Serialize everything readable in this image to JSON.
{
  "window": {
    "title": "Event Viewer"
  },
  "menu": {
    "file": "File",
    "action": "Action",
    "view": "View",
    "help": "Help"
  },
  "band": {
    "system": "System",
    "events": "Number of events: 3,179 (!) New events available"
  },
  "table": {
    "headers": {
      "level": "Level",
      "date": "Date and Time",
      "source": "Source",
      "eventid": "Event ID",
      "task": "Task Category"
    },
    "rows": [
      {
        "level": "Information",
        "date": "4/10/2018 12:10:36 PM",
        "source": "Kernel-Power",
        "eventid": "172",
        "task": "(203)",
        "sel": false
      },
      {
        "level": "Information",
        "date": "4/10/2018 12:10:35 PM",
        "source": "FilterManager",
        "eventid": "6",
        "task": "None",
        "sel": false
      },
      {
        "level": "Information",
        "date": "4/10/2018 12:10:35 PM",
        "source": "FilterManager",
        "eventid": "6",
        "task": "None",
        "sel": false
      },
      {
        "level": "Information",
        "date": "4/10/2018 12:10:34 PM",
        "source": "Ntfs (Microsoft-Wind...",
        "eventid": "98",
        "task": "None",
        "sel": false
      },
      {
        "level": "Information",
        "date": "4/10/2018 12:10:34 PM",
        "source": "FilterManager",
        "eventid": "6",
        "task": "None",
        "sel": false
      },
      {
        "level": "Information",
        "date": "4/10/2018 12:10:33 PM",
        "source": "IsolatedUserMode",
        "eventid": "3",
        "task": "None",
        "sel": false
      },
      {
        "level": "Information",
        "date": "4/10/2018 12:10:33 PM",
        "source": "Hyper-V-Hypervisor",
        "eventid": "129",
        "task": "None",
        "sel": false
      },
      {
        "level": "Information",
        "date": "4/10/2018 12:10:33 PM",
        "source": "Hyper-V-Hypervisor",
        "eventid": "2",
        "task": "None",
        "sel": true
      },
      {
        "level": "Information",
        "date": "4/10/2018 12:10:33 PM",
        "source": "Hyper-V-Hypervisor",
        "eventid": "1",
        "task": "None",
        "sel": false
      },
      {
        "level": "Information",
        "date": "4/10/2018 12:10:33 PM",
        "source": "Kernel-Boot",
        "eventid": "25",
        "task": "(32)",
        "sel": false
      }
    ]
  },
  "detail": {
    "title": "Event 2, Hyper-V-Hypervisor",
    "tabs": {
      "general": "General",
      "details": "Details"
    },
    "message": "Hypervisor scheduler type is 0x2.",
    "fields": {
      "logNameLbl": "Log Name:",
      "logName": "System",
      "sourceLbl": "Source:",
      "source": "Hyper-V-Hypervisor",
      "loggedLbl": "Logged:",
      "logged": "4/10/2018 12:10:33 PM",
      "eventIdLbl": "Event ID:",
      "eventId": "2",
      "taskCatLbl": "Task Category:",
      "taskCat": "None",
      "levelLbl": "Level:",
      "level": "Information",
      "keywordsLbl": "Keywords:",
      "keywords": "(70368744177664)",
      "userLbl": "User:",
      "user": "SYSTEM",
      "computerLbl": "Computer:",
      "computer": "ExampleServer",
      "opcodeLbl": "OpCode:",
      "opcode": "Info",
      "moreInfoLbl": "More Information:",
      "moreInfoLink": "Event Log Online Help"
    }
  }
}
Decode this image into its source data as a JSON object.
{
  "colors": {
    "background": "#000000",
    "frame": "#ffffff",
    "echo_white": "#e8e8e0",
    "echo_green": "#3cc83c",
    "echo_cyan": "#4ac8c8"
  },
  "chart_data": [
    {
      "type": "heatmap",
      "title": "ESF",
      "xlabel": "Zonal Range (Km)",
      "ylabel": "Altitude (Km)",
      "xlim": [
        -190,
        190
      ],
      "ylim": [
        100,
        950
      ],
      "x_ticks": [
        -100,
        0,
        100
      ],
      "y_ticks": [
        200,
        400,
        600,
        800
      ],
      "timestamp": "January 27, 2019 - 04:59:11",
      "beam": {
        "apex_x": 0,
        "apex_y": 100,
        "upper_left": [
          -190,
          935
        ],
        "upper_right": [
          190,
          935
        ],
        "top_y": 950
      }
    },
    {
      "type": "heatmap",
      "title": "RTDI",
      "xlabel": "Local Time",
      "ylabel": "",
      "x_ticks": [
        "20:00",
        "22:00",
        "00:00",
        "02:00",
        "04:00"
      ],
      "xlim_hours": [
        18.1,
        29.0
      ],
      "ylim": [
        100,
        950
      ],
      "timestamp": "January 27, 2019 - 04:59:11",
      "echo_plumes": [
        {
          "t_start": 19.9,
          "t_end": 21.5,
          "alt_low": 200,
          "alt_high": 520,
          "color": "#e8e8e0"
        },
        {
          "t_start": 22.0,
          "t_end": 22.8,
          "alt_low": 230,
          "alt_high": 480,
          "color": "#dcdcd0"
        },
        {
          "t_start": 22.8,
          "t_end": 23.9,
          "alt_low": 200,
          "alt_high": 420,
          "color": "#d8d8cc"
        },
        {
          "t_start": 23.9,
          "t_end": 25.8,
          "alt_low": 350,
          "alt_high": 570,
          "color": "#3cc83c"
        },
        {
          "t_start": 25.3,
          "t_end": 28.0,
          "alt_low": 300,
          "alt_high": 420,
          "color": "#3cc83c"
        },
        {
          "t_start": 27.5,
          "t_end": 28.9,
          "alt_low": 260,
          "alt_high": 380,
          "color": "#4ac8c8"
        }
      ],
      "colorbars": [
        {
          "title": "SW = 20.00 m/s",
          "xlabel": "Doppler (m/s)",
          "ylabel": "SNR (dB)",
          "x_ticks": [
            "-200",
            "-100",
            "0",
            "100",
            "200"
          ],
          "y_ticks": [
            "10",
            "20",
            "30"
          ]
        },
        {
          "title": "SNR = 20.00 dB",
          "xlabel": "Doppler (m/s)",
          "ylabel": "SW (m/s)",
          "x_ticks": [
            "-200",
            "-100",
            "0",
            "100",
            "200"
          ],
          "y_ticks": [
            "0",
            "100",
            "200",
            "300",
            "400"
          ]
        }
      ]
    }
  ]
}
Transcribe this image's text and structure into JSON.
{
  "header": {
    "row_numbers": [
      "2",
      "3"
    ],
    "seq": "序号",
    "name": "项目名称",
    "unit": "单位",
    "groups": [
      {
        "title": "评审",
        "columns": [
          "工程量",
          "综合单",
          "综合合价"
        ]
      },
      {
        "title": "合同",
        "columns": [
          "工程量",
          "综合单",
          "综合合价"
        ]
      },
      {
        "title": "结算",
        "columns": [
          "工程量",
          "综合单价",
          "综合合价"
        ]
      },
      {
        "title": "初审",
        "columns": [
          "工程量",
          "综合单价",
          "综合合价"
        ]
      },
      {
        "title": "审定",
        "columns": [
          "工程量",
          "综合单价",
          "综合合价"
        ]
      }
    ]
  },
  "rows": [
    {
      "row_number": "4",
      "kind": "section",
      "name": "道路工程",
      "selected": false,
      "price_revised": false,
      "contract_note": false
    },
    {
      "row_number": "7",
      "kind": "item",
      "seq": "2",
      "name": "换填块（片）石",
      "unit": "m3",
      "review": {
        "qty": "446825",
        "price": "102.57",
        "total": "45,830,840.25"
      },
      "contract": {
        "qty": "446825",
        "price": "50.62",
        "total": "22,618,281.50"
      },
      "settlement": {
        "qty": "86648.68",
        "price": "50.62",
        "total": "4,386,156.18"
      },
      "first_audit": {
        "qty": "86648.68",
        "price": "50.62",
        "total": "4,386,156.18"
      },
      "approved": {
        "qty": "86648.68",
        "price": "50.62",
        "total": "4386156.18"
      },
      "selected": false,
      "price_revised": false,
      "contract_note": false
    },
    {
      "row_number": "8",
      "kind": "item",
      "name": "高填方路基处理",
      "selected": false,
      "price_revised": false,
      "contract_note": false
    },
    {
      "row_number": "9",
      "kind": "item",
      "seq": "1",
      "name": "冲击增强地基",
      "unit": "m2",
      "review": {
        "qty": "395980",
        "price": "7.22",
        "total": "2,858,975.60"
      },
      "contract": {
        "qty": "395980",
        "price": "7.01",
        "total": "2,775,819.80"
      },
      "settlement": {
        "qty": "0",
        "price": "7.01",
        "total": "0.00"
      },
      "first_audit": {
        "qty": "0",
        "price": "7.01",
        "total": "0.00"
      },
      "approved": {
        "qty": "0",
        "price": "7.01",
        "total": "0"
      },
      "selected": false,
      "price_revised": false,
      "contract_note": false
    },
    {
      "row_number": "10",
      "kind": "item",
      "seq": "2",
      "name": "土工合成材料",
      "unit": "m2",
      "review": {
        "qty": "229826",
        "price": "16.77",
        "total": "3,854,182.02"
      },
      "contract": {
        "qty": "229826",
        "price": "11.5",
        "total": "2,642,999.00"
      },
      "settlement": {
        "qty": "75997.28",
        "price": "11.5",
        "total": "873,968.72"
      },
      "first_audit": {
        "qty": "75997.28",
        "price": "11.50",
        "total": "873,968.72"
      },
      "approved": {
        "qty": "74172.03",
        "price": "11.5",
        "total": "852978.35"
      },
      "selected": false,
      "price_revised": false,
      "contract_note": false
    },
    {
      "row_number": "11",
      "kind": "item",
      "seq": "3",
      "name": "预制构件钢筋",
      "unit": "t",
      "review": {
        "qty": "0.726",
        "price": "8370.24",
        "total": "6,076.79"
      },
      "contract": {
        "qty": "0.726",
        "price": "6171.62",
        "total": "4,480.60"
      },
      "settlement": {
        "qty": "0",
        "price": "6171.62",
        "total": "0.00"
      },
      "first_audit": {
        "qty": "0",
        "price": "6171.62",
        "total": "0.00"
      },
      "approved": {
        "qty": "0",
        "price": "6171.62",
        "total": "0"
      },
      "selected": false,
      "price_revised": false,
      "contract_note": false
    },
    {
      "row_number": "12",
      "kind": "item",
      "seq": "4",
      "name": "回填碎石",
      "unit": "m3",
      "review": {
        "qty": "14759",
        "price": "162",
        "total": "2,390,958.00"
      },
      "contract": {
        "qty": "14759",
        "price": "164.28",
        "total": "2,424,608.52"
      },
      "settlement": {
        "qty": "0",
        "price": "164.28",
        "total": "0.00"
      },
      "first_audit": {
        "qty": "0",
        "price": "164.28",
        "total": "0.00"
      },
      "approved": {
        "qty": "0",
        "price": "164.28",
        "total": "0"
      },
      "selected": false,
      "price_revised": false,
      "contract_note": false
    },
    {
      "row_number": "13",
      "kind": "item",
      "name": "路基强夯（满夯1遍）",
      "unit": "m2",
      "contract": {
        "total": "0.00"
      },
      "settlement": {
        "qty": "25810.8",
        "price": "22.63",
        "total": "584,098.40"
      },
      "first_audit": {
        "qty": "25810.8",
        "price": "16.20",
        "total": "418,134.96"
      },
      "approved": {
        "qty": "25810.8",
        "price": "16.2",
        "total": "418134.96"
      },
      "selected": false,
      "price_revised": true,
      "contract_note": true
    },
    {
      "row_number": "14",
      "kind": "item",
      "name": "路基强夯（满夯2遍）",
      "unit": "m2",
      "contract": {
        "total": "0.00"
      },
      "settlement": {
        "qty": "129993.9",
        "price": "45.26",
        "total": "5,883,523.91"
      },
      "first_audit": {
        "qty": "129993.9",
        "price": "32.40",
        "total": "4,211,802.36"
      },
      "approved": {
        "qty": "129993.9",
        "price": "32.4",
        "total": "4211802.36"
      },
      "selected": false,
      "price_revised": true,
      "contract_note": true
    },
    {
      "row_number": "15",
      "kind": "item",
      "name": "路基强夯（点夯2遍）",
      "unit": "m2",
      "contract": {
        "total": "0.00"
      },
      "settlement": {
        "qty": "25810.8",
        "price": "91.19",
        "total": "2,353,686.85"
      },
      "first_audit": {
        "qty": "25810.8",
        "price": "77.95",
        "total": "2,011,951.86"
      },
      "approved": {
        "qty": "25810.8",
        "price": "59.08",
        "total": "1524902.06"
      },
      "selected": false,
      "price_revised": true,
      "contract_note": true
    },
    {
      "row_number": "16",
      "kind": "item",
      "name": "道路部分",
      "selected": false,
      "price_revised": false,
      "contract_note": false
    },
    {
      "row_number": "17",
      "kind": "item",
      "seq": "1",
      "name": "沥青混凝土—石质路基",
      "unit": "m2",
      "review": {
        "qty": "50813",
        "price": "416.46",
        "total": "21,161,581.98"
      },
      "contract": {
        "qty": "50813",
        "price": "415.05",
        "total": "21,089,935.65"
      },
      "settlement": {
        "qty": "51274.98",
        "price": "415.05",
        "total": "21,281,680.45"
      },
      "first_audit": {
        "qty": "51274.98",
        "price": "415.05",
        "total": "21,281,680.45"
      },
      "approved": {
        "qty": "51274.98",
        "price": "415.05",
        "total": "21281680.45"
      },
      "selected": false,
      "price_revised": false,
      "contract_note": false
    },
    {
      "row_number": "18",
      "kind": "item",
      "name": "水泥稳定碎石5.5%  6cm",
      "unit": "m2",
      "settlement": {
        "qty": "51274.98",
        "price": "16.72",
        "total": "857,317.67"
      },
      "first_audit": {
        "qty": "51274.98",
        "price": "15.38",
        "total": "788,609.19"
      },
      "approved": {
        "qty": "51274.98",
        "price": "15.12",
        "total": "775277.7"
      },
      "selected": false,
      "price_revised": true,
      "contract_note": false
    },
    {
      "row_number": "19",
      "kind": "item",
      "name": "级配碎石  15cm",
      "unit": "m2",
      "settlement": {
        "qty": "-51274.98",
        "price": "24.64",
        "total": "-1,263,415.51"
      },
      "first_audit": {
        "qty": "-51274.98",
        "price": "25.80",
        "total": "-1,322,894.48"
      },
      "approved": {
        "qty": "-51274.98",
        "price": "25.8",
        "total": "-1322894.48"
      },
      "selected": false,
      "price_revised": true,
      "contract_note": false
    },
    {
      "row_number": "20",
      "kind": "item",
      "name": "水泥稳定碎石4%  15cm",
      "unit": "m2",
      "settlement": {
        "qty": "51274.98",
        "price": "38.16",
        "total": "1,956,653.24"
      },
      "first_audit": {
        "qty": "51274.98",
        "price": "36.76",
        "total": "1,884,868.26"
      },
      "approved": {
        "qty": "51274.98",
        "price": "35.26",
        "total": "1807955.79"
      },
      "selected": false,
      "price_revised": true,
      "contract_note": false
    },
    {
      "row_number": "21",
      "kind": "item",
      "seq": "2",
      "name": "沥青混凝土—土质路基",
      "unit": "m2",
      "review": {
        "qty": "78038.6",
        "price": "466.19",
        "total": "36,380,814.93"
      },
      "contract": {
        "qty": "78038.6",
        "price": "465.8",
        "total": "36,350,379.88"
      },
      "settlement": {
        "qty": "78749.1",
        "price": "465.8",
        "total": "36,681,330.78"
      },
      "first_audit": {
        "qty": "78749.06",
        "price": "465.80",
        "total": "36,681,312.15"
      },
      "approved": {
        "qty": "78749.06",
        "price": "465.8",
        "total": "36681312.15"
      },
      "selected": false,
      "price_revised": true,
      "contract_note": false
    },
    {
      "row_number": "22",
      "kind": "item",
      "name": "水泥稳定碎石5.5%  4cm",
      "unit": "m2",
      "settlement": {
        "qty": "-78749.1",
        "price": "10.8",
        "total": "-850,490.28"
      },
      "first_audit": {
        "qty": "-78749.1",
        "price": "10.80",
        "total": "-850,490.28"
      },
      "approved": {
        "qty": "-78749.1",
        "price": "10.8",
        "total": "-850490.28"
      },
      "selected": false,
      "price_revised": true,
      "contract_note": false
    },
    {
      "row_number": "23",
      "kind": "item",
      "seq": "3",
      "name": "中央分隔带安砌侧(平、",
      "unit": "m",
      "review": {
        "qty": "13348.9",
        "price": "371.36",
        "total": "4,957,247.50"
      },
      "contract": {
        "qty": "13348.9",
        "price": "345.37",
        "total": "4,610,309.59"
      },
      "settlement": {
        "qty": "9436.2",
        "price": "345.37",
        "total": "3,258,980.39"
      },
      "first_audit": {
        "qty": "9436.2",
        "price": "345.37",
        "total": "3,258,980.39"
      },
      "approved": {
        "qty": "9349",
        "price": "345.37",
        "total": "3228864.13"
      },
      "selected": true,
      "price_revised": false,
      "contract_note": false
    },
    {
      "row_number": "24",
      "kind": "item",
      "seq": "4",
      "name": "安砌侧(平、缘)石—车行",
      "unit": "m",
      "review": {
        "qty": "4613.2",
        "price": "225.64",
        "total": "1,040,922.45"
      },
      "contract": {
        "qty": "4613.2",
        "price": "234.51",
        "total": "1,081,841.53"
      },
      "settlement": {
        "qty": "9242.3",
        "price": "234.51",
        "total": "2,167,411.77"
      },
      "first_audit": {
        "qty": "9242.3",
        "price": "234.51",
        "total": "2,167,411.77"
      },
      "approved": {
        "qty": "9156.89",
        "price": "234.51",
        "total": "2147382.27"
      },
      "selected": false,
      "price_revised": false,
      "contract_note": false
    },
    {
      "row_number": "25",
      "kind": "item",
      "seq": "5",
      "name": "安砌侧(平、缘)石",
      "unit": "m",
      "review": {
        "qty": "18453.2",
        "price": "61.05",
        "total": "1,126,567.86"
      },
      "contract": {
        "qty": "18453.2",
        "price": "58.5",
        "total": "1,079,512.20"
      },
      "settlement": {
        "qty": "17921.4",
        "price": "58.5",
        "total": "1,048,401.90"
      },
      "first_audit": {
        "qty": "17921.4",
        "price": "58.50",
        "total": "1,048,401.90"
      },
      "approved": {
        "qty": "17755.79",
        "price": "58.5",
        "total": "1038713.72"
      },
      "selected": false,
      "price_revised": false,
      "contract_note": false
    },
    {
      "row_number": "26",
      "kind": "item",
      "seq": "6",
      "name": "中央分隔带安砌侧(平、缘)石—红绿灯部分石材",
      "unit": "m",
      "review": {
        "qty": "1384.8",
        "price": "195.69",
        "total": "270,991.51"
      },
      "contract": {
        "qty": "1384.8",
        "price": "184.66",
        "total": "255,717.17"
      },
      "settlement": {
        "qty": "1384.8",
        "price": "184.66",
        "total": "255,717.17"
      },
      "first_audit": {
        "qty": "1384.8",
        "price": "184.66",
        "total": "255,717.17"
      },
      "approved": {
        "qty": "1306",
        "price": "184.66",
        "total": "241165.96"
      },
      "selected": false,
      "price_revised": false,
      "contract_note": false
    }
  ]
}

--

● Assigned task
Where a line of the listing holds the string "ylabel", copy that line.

● Exercise output
      "ylabel": "Altitude (Km)",
      "ylabel": "",
          "ylabel": "SNR (dB)",
          "ylabel": "SW (m/s)",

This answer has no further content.